**Entries taken from a collection**
--------------------------------
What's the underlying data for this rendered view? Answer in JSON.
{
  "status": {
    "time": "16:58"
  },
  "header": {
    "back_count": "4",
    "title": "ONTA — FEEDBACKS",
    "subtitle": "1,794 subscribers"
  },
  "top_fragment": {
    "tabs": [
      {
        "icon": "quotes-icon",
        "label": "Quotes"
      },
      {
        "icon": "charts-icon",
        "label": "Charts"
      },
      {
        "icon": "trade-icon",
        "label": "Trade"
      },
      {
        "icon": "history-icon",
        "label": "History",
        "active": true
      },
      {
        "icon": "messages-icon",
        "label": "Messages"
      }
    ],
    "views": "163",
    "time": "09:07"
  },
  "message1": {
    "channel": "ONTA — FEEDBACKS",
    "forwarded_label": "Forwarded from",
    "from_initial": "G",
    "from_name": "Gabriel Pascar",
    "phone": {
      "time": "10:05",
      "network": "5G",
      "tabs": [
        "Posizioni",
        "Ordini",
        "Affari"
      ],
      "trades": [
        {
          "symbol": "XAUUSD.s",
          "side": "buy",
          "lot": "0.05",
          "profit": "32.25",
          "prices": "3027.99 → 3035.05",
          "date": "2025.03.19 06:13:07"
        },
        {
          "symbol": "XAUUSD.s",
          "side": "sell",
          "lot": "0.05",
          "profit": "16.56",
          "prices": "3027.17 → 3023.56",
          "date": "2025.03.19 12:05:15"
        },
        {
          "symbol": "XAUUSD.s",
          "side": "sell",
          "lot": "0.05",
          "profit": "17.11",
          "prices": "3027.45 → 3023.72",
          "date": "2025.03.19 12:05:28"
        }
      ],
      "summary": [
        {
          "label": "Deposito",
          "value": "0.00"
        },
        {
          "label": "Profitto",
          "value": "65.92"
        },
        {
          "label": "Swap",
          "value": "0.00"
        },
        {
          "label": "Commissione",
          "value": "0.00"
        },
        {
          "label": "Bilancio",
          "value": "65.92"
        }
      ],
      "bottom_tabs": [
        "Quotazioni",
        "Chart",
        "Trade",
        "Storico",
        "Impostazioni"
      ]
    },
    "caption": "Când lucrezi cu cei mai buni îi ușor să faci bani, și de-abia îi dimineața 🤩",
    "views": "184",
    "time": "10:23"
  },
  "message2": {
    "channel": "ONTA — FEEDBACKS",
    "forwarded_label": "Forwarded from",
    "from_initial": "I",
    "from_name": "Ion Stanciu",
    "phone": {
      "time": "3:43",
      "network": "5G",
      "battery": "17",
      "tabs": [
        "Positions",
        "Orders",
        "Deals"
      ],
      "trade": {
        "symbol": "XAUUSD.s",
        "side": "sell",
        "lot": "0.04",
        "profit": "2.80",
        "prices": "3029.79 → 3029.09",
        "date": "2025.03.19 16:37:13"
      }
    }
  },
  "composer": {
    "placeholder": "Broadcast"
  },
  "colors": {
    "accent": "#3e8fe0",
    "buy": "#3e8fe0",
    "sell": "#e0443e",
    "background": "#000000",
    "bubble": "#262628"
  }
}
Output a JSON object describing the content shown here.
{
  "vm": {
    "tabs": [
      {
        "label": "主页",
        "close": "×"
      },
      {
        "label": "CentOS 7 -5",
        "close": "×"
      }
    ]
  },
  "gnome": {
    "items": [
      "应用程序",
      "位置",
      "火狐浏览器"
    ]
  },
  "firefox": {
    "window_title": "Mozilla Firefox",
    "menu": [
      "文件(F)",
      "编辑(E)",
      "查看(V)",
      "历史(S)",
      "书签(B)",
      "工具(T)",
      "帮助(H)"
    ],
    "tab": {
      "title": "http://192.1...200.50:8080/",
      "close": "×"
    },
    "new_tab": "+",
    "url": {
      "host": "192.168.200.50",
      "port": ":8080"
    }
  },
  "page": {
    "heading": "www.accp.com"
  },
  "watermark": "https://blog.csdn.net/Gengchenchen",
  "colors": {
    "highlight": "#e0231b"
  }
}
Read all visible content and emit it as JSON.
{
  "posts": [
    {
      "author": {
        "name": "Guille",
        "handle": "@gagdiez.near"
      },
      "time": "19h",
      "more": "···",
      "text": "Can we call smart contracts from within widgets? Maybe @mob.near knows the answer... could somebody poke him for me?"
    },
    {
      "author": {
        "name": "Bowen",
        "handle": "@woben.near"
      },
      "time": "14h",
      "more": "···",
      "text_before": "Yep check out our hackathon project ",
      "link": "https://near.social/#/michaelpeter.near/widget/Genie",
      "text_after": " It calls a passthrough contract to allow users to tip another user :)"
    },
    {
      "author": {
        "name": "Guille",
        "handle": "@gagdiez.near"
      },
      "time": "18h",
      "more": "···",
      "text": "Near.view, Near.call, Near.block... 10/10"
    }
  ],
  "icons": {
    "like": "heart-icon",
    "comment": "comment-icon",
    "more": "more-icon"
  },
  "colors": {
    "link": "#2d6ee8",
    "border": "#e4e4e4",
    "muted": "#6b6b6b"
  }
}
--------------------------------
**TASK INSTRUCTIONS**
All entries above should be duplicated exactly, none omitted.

**FINISHED TASK**
What's the underlying data for this rendered view? Answer in JSON.
{
  "status": {
    "time": "16:58"
  },
  "header": {
    "back_count": "4",
    "title": "ONTA — FEEDBACKS",
    "subtitle": "1,794 subscribers"
  },
  "top_fragment": {
    "tabs": [
      {
        "icon": "quotes-icon",
        "label": "Quotes"
      },
      {
        "icon": "charts-icon",
        "label": "Charts"
      },
      {
        "icon": "trade-icon",
        "label": "Trade"
      },
      {
        "icon": "history-icon",
        "label": "History",
        "active": true
      },
      {
        "icon": "messages-icon",
        "label": "Messages"
      }
    ],
    "views": "163",
    "time": "09:07"
  },
  "message1": {
    "channel": "ONTA — FEEDBACKS",
    "forwarded_label": "Forwarded from",
    "from_initial": "G",
    "from_name": "Gabriel Pascar",
    "phone": {
      "time": "10:05",
      "network": "5G",
      "tabs": [
        "Posizioni",
        "Ordini",
        "Affari"
      ],
      "trades": [
        {
          "symbol": "XAUUSD.s",
          "side": "buy",
          "lot": "0.05",
          "profit": "32.25",
          "prices": "3027.99 → 3035.05",
          "date": "2025.03.19 06:13:07"
        },
        {
          "symbol": "XAUUSD.s",
          "side": "sell",
          "lot": "0.05",
          "profit": "16.56",
          "prices": "3027.17 → 3023.56",
          "date": "2025.03.19 12:05:15"
        },
        {
          "symbol": "XAUUSD.s",
          "side": "sell",
          "lot": "0.05",
          "profit": "17.11",
          "prices": "3027.45 → 3023.72",
          "date": "2025.03.19 12:05:28"
        }
      ],
      "summary": [
        {
          "label": "Deposito",
          "value": "0.00"
        },
        {
          "label": "Profitto",
          "value": "65.92"
        },
        {
          "label": "Swap",
          "value": "0.00"
        },
        {
          "label": "Commissione",
          "value": "0.00"
        },
        {
          "label": "Bilancio",
          "value": "65.92"
        }
      ],
      "bottom_tabs": [
        "Quotazioni",
        "Chart",
        "Trade",
        "Storico",
        "Impostazioni"
      ]
    },
    "caption": "Când lucrezi cu cei mai buni îi ușor să faci bani, și de-abia îi dimineața 🤩",
    "views": "184",
    "time": "10:23"
  },
  "message2": {
    "channel": "ONTA — FEEDBACKS",
    "forwarded_label": "Forwarded from",
    "from_initial": "I",
    "from_name": "Ion Stanciu",
    "phone": {
      "time": "3:43",
      "network": "5G",
      "battery": "17",
      "tabs": [
        "Positions",
        "Orders",
        "Deals"
      ],
      "trade": {
        "symbol": "XAUUSD.s",
        "side": "sell",
        "lot": "0.04",
        "profit": "2.80",
        "prices": "3029.79 → 3029.09",
        "date": "2025.03.19 16:37:13"
      }
    }
  },
  "composer": {
    "placeholder": "Broadcast"
  },
  "colors": {
    "accent": "#3e8fe0",
    "buy": "#3e8fe0",
    "sell": "#e0443e",
    "background": "#000000",
    "bubble": "#262628"
  }
}
Output a JSON object describing the content shown here.
{
  "vm": {
    "tabs": [
      {
        "label": "主页",
        "close": "×"
      },
      {
        "label": "CentOS 7 -5",
        "close": "×"
      }
    ]
  },
  "gnome": {
    "items": [
      "应用程序",
      "位置",
      "火狐浏览器"
    ]
  },
  "firefox": {
    "window_title": "Mozilla Firefox",
    "menu": [
      "文件(F)",
      "编辑(E)",
      "查看(V)",
      "历史(S)",
      "书签(B)",
      "工具(T)",
      "帮助(H)"
    ],
    "tab": {
      "title": "http://192.1...200.50:8080/",
      "close": "×"
    },
    "new_tab": "+",
    "url": {
      "host": "192.168.200.50",
      "port": ":8080"
    }
  },
  "page": {
    "heading": "www.accp.com"
  },
  "watermark": "https://blog.csdn.net/Gengchenchen",
  "colors": {
    "highlight": "#e0231b"
  }
}
Read all visible content and emit it as JSON.
{
  "posts": [
    {
      "author": {
        "name": "Guille",
        "handle": "@gagdiez.near"
      },
      "time": "19h",
      "more": "···",
      "text": "Can we call smart contracts from within widgets? Maybe @mob.near knows the answer... could somebody poke him for me?"
    },
    {
      "author": {
        "name": "Bowen",
        "handle": "@woben.near"
      },
      "time": "14h",
      "more": "···",
      "text_before": "Yep check out our hackathon project ",
      "link": "https://near.social/#/michaelpeter.near/widget/Genie",
      "text_after": " It calls a passthrough contract to allow users to tip another user :)"
    },
    {
      "author": {
        "name": "Guille",
        "handle": "@gagdiez.near"
      },
      "time": "18h",
      "more": "···",
      "text": "Near.view, Near.call, Near.block... 10/10"
    }
  ],
  "icons": {
    "like": "heart-icon",
    "comment": "comment-icon",
    "more": "more-icon"
  },
  "colors": {
    "link": "#2d6ee8",
    "border": "#e4e4e4",
    "muted": "#6b6b6b"
  }
}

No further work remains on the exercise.